[Required work] Report back every line of the entries that contains "Apache", exactly as written.

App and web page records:
□ □ □ □
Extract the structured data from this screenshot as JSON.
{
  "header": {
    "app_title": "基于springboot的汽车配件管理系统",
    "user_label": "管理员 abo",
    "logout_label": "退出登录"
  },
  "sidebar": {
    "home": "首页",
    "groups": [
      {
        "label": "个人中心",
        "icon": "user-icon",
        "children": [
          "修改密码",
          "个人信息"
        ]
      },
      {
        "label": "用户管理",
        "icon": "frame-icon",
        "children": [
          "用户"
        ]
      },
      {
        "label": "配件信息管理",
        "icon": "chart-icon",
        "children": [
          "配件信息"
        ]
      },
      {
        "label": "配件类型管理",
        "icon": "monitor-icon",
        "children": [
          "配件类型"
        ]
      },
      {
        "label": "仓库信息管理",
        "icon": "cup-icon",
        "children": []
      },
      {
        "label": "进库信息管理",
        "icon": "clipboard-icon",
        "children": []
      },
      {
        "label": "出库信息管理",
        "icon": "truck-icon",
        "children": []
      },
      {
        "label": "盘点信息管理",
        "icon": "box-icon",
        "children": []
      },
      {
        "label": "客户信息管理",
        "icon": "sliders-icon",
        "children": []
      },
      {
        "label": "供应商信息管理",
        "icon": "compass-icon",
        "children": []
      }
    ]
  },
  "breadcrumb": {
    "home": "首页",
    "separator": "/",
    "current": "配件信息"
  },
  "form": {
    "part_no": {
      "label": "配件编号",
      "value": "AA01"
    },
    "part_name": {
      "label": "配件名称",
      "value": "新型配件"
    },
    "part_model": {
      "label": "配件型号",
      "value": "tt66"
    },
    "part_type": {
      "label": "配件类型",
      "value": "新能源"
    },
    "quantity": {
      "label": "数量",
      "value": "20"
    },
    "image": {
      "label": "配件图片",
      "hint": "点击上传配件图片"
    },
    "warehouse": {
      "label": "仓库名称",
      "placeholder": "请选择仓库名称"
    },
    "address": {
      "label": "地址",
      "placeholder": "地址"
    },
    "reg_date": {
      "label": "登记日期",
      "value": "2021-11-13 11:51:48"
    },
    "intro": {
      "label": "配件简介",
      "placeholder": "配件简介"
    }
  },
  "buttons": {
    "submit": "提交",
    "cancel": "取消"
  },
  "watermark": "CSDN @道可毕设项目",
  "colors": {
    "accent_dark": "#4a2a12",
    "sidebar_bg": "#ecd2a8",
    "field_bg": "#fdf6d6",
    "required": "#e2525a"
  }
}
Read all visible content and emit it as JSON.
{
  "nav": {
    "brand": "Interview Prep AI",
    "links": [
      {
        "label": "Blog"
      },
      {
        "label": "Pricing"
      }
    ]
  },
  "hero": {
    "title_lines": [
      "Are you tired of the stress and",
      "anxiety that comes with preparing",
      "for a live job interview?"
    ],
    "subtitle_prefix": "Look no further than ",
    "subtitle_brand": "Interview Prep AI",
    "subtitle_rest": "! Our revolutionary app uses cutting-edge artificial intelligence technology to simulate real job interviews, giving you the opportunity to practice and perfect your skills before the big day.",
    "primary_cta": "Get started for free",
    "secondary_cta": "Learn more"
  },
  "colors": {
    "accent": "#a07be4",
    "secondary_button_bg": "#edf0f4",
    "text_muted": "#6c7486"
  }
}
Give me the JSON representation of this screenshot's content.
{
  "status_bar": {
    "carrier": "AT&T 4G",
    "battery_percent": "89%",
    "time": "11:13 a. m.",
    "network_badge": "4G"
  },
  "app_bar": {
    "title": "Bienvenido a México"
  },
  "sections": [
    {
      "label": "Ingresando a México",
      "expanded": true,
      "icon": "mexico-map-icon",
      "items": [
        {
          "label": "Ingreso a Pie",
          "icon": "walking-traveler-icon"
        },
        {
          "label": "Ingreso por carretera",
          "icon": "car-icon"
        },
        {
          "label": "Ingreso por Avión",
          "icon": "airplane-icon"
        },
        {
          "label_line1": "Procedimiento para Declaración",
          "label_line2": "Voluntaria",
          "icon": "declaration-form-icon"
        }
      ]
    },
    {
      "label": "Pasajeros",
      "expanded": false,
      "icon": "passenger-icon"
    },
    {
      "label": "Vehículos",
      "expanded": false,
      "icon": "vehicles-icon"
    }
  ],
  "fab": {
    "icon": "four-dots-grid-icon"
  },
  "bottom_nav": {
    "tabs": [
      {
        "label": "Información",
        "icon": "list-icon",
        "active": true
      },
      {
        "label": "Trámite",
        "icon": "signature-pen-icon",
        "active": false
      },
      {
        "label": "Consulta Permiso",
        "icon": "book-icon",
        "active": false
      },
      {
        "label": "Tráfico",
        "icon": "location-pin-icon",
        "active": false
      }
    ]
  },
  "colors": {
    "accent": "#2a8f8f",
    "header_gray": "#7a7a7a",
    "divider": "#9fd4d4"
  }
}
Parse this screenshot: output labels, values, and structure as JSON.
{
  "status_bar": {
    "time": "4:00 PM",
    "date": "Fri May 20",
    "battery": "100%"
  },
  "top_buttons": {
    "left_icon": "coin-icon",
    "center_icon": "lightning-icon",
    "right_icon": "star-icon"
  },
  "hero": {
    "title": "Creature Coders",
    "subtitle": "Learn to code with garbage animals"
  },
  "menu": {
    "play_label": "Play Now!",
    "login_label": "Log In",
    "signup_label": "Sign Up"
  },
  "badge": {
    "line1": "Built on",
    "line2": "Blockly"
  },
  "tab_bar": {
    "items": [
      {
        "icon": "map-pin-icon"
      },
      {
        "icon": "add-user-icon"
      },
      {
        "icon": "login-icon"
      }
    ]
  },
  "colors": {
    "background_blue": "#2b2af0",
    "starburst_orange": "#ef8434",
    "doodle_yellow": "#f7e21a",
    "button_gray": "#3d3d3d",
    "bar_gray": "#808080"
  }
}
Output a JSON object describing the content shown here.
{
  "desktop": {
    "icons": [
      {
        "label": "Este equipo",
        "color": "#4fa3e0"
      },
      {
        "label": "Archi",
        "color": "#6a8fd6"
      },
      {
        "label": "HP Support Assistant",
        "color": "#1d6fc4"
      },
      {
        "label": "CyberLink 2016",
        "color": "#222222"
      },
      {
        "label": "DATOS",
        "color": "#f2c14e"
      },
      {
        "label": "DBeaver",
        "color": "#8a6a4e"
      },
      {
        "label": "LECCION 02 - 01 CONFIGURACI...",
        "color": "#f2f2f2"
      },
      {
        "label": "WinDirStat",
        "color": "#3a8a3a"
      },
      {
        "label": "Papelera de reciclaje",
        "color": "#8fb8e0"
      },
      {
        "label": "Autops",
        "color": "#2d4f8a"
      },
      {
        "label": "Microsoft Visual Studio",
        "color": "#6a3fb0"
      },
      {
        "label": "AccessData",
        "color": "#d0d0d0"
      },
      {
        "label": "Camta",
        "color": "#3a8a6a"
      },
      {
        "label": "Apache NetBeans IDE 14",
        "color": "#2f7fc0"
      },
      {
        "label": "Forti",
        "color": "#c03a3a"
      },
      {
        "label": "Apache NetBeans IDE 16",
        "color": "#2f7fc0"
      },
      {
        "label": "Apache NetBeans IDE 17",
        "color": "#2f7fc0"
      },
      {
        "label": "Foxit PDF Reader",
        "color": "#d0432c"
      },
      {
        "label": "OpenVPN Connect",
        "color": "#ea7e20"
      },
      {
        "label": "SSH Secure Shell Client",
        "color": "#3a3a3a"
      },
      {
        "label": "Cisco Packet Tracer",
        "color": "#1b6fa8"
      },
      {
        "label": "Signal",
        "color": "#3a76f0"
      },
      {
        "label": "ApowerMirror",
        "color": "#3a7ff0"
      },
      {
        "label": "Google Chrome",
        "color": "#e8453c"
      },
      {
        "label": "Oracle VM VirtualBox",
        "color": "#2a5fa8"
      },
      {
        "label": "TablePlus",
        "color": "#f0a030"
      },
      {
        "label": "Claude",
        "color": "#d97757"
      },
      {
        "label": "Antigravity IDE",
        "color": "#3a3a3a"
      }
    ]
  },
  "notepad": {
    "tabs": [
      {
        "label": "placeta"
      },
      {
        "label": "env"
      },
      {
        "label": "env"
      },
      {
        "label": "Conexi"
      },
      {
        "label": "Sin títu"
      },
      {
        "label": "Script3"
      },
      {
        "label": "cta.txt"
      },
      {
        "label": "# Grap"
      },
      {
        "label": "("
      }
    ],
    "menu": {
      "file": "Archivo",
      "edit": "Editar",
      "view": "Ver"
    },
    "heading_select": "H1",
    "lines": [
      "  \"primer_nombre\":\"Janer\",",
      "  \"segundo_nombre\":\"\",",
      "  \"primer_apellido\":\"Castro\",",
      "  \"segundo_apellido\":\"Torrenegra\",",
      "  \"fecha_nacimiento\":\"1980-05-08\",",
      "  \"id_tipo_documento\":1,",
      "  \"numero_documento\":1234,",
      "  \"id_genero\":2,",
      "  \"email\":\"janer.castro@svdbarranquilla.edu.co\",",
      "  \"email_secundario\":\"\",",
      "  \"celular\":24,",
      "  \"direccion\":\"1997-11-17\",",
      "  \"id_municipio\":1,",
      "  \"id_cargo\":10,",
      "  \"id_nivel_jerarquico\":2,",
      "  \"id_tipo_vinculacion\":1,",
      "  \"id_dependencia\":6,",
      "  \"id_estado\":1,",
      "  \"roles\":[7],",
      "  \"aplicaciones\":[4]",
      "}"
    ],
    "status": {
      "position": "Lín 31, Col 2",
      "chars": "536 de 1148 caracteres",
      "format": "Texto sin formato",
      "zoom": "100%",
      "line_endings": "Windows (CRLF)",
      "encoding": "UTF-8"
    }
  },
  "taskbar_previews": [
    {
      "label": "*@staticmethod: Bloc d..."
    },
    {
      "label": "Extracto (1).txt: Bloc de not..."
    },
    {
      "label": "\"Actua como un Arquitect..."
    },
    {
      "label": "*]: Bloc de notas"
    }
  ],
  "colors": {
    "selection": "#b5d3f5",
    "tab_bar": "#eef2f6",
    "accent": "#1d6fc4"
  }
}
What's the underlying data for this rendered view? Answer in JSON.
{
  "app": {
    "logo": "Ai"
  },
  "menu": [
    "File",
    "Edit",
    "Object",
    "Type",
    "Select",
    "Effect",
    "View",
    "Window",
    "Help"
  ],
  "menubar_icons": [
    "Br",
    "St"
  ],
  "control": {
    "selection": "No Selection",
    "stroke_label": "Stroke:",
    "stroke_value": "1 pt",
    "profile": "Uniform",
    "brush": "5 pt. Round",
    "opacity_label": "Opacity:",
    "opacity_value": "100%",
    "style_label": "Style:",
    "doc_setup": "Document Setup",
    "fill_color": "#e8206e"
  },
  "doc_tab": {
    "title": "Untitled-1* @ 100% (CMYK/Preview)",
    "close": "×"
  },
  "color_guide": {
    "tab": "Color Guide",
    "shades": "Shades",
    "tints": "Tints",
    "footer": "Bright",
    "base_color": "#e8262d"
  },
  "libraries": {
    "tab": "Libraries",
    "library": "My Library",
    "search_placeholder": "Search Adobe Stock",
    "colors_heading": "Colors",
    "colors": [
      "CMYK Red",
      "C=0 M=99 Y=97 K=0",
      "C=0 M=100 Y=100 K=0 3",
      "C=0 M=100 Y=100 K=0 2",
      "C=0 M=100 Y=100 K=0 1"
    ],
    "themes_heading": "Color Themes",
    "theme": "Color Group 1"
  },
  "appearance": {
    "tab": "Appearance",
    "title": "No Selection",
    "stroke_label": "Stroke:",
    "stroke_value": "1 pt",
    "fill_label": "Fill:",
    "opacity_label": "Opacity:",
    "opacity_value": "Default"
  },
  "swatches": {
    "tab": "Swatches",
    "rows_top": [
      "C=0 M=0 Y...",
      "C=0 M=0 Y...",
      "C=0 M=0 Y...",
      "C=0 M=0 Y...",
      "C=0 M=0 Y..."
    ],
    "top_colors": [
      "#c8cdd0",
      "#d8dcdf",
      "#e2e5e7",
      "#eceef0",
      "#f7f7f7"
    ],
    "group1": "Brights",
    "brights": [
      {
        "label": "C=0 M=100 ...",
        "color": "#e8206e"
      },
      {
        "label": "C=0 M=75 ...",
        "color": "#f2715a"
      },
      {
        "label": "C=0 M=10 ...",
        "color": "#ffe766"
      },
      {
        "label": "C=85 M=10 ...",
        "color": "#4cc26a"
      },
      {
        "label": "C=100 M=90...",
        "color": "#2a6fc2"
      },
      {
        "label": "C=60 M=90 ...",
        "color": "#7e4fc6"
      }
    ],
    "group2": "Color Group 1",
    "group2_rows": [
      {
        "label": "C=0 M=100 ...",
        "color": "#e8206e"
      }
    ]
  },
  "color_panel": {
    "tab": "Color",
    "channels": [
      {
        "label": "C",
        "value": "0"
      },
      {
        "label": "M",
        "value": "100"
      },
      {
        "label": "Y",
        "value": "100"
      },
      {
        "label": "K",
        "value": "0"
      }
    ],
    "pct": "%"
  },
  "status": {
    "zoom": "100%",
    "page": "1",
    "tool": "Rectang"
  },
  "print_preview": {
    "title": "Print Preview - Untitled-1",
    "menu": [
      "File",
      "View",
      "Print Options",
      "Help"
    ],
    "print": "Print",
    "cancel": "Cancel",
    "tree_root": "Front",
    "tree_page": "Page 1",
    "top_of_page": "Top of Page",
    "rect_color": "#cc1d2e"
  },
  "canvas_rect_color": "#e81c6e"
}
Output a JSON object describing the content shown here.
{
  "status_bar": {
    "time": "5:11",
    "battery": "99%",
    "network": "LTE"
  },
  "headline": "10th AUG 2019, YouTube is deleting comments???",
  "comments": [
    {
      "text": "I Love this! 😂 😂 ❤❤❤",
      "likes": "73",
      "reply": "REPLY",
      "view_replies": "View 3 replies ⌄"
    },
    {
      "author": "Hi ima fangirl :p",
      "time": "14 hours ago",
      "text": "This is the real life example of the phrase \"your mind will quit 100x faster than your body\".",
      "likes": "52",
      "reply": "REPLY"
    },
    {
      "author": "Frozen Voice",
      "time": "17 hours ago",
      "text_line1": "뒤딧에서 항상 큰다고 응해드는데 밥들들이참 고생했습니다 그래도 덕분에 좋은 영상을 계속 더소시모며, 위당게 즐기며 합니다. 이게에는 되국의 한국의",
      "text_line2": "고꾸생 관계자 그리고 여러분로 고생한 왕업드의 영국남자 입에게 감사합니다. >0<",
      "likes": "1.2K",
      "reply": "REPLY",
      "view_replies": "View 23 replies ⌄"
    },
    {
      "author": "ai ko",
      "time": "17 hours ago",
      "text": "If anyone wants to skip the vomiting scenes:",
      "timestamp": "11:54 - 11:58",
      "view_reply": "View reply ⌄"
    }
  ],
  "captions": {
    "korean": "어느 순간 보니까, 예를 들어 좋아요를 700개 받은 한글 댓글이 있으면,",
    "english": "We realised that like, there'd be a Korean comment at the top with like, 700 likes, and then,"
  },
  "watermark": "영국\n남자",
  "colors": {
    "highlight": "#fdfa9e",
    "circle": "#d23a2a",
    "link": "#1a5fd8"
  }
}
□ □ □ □
[Response to the task]
        "label": "Apache NetBeans IDE 14",
        "label": "Apache NetBeans IDE 16",
        "label": "Apache NetBeans IDE 17",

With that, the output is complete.